Understanding How a Mortgage Impacts Estate planning

Understanding How a Mortgage Impacts Estate planning

When it comes to estate planning, one of the most significant financial components to consider is a mortgage. For many individuals and families, a mortgage represents the largest debt they will manage within their lifetime, and it can play a pivotal role in how an estate is structured, managed, and passed on to heirs. Whether you\'re a first-time homebuyer or looking to refine your estate planning strategy, understanding the implications of a mortgage is crucial for ensuring your assets are handled according to your wishes upon your passing.

Firstly, it\'s essential to grasp what happens to your mortgage when you die. Typically, a mortgage does not automatically get paid off or disappear; the responsibility for the debt usually transfers to the person who inherits the property. This can have various outcomes depending on your estate plan, the type of mortgage, and federal and state laws.

One of the key factors that affect estate planning is whether you have a co-signer or joint homeowner. If you have a co-signer on your mortgage, that individual could be held solely responsible for continuing payments after your death. This can create a substantial financial burden if not properly planned for. Additionally, if someone inherits your home but cannot afford the mortgage payments, they might be forced to sell the property, which can disrupt any plans for keeping the home within the family.

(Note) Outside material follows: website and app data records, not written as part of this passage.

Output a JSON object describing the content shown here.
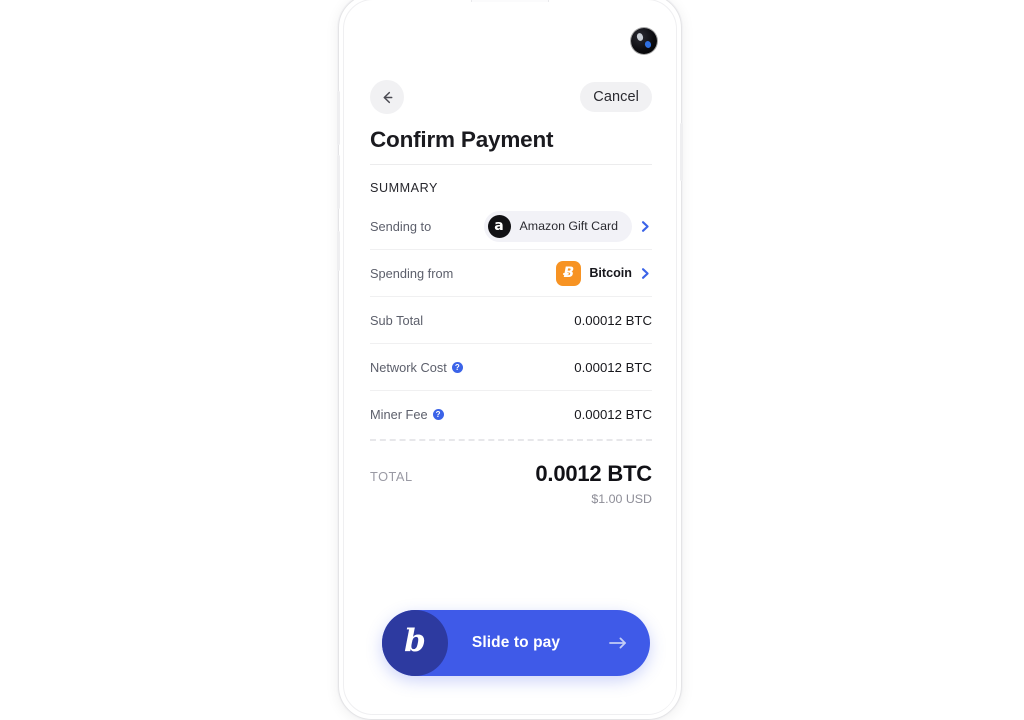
{
  "device": {
    "name": "android-phone-mockup",
    "camera_icon": "front-camera-punch-hole",
    "earpiece_icon": "earpiece-speaker"
  },
  "topbar": {
    "back_icon": "arrow-left-icon",
    "cancel_label": "Cancel"
  },
  "header": {
    "title": "Confirm Payment",
    "section_label": "SUMMARY"
  },
  "rows": [
    {
      "label": "Sending to",
      "type": "merchant",
      "merchant_name": "Amazon Gift Card",
      "merchant_logo_glyph": "a",
      "chevron_icon": "chevron-right-icon"
    },
    {
      "label": "Spending from",
      "type": "asset",
      "asset_name": "Bitcoin",
      "asset_logo_glyph": "Ƀ",
      "chevron_icon": "chevron-right-icon"
    },
    {
      "label": "Sub Total",
      "type": "amount",
      "value": "0.00012 BTC",
      "help": false
    },
    {
      "label": "Network Cost",
      "type": "amount",
      "value": "0.00012 BTC",
      "help": true,
      "help_glyph": "?"
    },
    {
      "label": "Miner Fee",
      "type": "amount",
      "value": "0.00012 BTC",
      "help": true,
      "help_glyph": "?"
    }
  ],
  "total": {
    "label": "TOTAL",
    "amount": "0.0012 BTC",
    "fiat": "$1.00 USD"
  },
  "slider": {
    "text": "Slide to pay",
    "handle_glyph": "b",
    "arrow_icon": "arrow-right-icon"
  },
  "colors": {
    "accent_blue": "#3b63e8",
    "slider_track": "#3f5ae8",
    "slider_handle": "#2d3aa0",
    "bitcoin_orange": "#f79323",
    "amazon_black": "#111114",
    "pill_bg": "#f2f2f7",
    "label_gray": "#5c5f6b",
    "total_label_gray": "#9a9aa4"
  }
}
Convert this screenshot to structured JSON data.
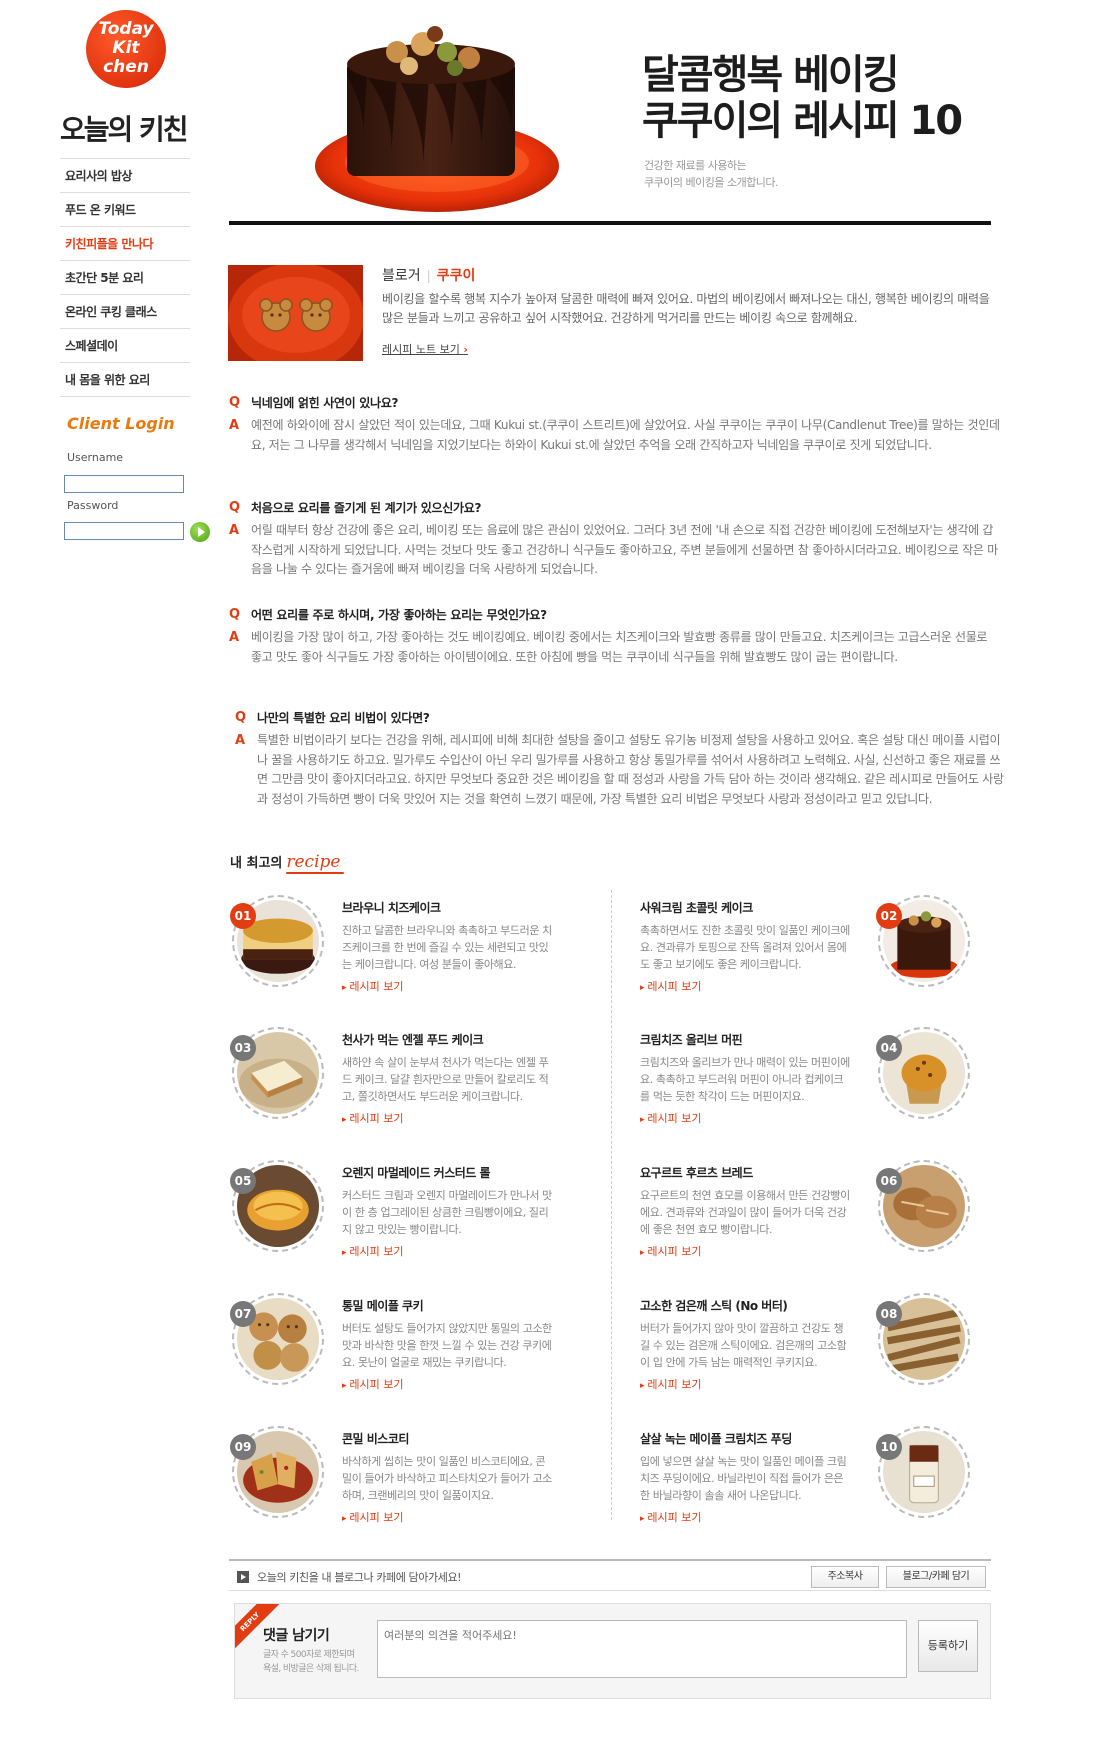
{
  "logo": {
    "lines": [
      "Today",
      "Kit",
      "chen"
    ]
  },
  "site_title": "오늘의 키친",
  "side_nav": [
    {
      "label": "요리사의 밥상"
    },
    {
      "label": "푸드 온 키워드"
    },
    {
      "label": "키친피플을 만나다"
    },
    {
      "label": "초간단 5분 요리"
    },
    {
      "label": "온라인 쿠킹 클래스"
    },
    {
      "label": "스페셜데이"
    },
    {
      "label": "내 몸을 위한 요리"
    }
  ],
  "login": {
    "title": "Client Login",
    "username_label": "Username",
    "password_label": "Password"
  },
  "hero": {
    "title_line1": "달콤행복 베이킹",
    "title_line2": "쿠쿠이의 레시피 10",
    "sub_line1": "건강한 재료를 사용하는",
    "sub_line2": "쿠쿠이의 베이킹을 소개합니다."
  },
  "blogger": {
    "label": "블로거",
    "name": "쿠쿠이",
    "desc": "베이킹을 할수록 행복 지수가 높아져 달콤한 매력에 빠져 있어요. 마법의 베이킹에서 빠져나오는 대신, 행복한 베이킹의 매력을 많은 분들과 느끼고 공유하고 싶어 시작했어요. 건강하게 먹거리를 만드는 베이킹 속으로 함께해요.",
    "link": "레시피 노트 보기"
  },
  "qa": [
    {
      "q": "닉네임에 얽힌 사연이 있나요?",
      "a": "예전에 하와이에 잠시 살았던 적이 있는데요, 그때 Kukui st.(쿠쿠이 스트리트)에 살았어요. 사실 쿠쿠이는 쿠쿠이 나무(Candlenut Tree)를 말하는 것인데요, 저는 그 나무를 생각해서 닉네임을 지었기보다는 하와이 Kukui st.에 살았던 추억을 오래 간직하고자 닉네임을 쿠쿠이로 짓게 되었답니다."
    },
    {
      "q": "처음으로 요리를 즐기게 된 계기가 있으신가요?",
      "a": "어릴 때부터 항상 건강에 좋은 요리, 베이킹 또는 음료에 많은 관심이 있었어요. 그러다 3년 전에 '내 손으로 직접 건강한 베이킹에 도전해보자'는 생각에 갑작스럽게 시작하게 되었답니다. 사먹는 것보다 맛도 좋고 건강하니 식구들도 좋아하고요, 주변 분들에게 선물하면 참 좋아하시더라고요. 베이킹으로 작은 마음을 나눌 수 있다는 즐거움에 빠져 베이킹을 더욱 사랑하게 되었습니다."
    },
    {
      "q": "어떤 요리를 주로 하시며, 가장 좋아하는 요리는 무엇인가요?",
      "a": "베이킹을 가장 많이 하고, 가장 좋아하는 것도 베이킹예요. 베이킹 중에서는 치즈케이크와 발효빵 종류를 많이 만들고요. 치즈케이크는 고급스러운 선물로 좋고 맛도 좋아 식구들도 가장 좋아하는 아이템이에요. 또한 아침에 빵을 먹는 쿠쿠이네 식구들을 위해 발효빵도 많이 굽는 편이랍니다."
    },
    {
      "q": "나만의 특별한 요리 비법이 있다면?",
      "a": "특별한 비법이라기 보다는 건강을 위해, 레시피에 비해 최대한 설탕을 줄이고 설탕도 유기농 비정제 설탕을 사용하고 있어요. 혹은 설탕 대신 메이플 시럽이나 꿀을 사용하기도 하고요. 밀가루도 수입산이 아닌 우리 밀가루를 사용하고 항상 통밀가루를 섞어서 사용하려고 노력해요. 사실, 신선하고 좋은 재료를 쓰면 그만큼 맛이 좋아지더라고요. 하지만 무엇보다 중요한 것은 베이킹을 할 때 정성과 사랑을 가득 담아 하는 것이라 생각해요. 같은 레시피로 만들어도 사랑과 정성이 가득하면 빵이 더욱 맛있어 지는 것을 확연히 느꼈기 때문에, 가장 특별한 요리 비법은 무엇보다 사랑과 정성이라고 믿고 있답니다."
    }
  ],
  "qa_marks": {
    "q": "Q",
    "a": "A"
  },
  "recipe_section": {
    "prefix": "내 최고의",
    "script": "recipe"
  },
  "recipes": [
    {
      "num": "01",
      "title": "브라우니 치즈케이크",
      "desc": "진하고 달콤한 브라우니와 촉촉하고 부드러운 치즈케이크를 한 번에 즐길 수 있는 세련되고 맛있는 케이크랍니다. 여성 분들이 좋아해요.",
      "more": "레시피 보기"
    },
    {
      "num": "02",
      "title": "사워크림 초콜릿 케이크",
      "desc": "촉촉하면서도 진한 초콜릿 맛이 일품인 케이크에요. 견과류가 토핑으로 잔뜩 올려져 있어서 몸에도 좋고 보기에도 좋은 케이크랍니다.",
      "more": "레시피 보기"
    },
    {
      "num": "03",
      "title": "천사가 먹는 엔젤 푸드 케이크",
      "desc": "새하얀 속 살이 눈부셔 천사가 먹는다는 엔젤 푸드 케이크. 달걀 흰자만으로 만들어 칼로리도 적고, 쫄깃하면서도 부드러운 케이크랍니다.",
      "more": "레시피 보기"
    },
    {
      "num": "04",
      "title": "크림치즈 올리브 머핀",
      "desc": "크림치즈와 올리브가 만나 매력이 있는 머핀이에요. 촉촉하고 부드러워 머핀이 아니라 컵케이크를 먹는 듯한 착각이 드는 머핀이지요.",
      "more": "레시피 보기"
    },
    {
      "num": "05",
      "title": "오렌지 마멀레이드 커스터드 롤",
      "desc": "커스터드 크림과 오렌지 마멀레이드가 만나서 맛이 한 층 업그레이된 상큼한 크림빵이에요, 질리지 않고 맛있는 빵이랍니다.",
      "more": "레시피 보기"
    },
    {
      "num": "06",
      "title": "요구르트 후르츠 브레드",
      "desc": "요구르트의 천연 효모를 이용해서 만든 건강빵이에요. 견과류와 건과일이 많이 들어가 더욱 건강에 좋은 천연 효모 빵이랍니다.",
      "more": "레시피 보기"
    },
    {
      "num": "07",
      "title": "통밀 메이플 쿠키",
      "desc": "버터도 설탕도 들어가지 않았지만 통밀의 고소한 맛과 바삭한 맛을 한껏 느낄 수 있는 건강 쿠키에요. 못난이 얼굴로 재밌는 쿠키랍니다.",
      "more": "레시피 보기"
    },
    {
      "num": "08",
      "title": "고소한 검은깨 스틱 (No 버터)",
      "desc": "버터가 들어가지 않아 맛이 깔끔하고 건강도 챙길 수 있는 검은깨 스틱이에요. 검은깨의 고소함이 입 안에 가득 남는 매력적인 쿠키지요.",
      "more": "레시피 보기"
    },
    {
      "num": "09",
      "title": "콘밀 비스코티",
      "desc": "바삭하게 씹히는 맛이 일품인 비스코티에요, 콘밀이 들어가 바삭하고 피스타치오가 들어가 고소하며, 크랜베리의 맛이 일품이지요.",
      "more": "레시피 보기"
    },
    {
      "num": "10",
      "title": "살살 녹는 메이플 크림치즈 푸딩",
      "desc": "입에 넣으면 살살 녹는 맛이 일품인 메이플 크림치즈 푸딩이에요. 바닐라빈이 직접 들어가 은은한 바닐라향이 솔솔 새어 나온답니다.",
      "more": "레시피 보기"
    }
  ],
  "share": {
    "message": "오늘의 키친을 내 블로그나 카페에 담아가세요!",
    "copy_button": "주소복사",
    "blog_button": "블로그/카페 담기"
  },
  "reply": {
    "ribbon": "REPLY",
    "title": "댓글 남기기",
    "note_line1": "글자 수 500자로 제한되며",
    "note_line2": "욕설, 비방글은 삭제 됩니다.",
    "placeholder": "여러분의 의견을 적어주세요!",
    "submit": "등록하기"
  },
  "colors": {
    "accent": "#e33c12",
    "login_title": "#e87a0e",
    "text_dark": "#222222",
    "text_muted": "#777777",
    "rule": "#111111"
  }
}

Another aspect to consider is the different types of mortgages and how they can impact estate planning. For instance, with a reverse mortgage, the loan balance increases over time as interest accumulates, potentially consuming more of the equity in the home. This can significantly affect the value of the estate and the amount of inheritance available to heirs.

Having life insurance can also play a fundamental role in how a mortgage affects estate planning. Life insurance can provide the necessary funds to pay off the remaining mortgage balance, thereby relieving heirs from the obligation of covering this large debt. Without life insurance, heirs may need to find other resources to satisfy the mortgage if they wish to retain ownership of the property.

Estate taxes are another consideration when it comes to mortgages. In some cases, a large estate may be subject to federal estate taxes. However, mortgage debt can reduce the net value of your estate, potentially decreasing the amount of taxes owed. It\'s important to consult with a tax professional or estate planner to understand the ramifications of mortgage debt on estate taxes.

In addition to these considerations, it\'s vital to clearly outline in your estate plan who will inherit the property and any associated mortgage debt. This can be accomplished through a will, trust, or other legal documents that specify your intentions. Furthermore, keeping beneficiaries up-to-date on your mortgage status and estate planning decisions can prevent confusion and ensure a smoother transition of assets.

When it comes to safeguarding your estate, it may be prudent to consult with an estate planning attorney. They can advise you on strategies to protect your property, minimize taxes, and ensure your mortgage aligns with your overall estate planning objectives.


In closing, a mortgage can significantly impact estate planning, influencing everything from who will inherit your property to the financial stability of your heirs. Understanding the nuances of mortgage obligations and integrating them into your estate planning strategy can help safeguard your assets and provide peace of mind for both you and your loved ones. By taking into account the type of mortgage, potential co-signers, life insurance policies, and estate taxation, you can create a comprehensive plan that addresses your unique circumstances.

It is advisable to involve professionals such as estate planning attorneys and financial advisors to navigate the complexities of how your mortgage interacts with your estate. Regularly reviewing and updating your estate documents to reflect changes in your mortgage or personal circumstances ensures that your legacy is managed exactly as you envisioned. Remember, a well-executed estate plan not only prepares for the inevitable but also provides clarity and support to your heirs during a challenging time.

This article was contributed on Jul 01, 2024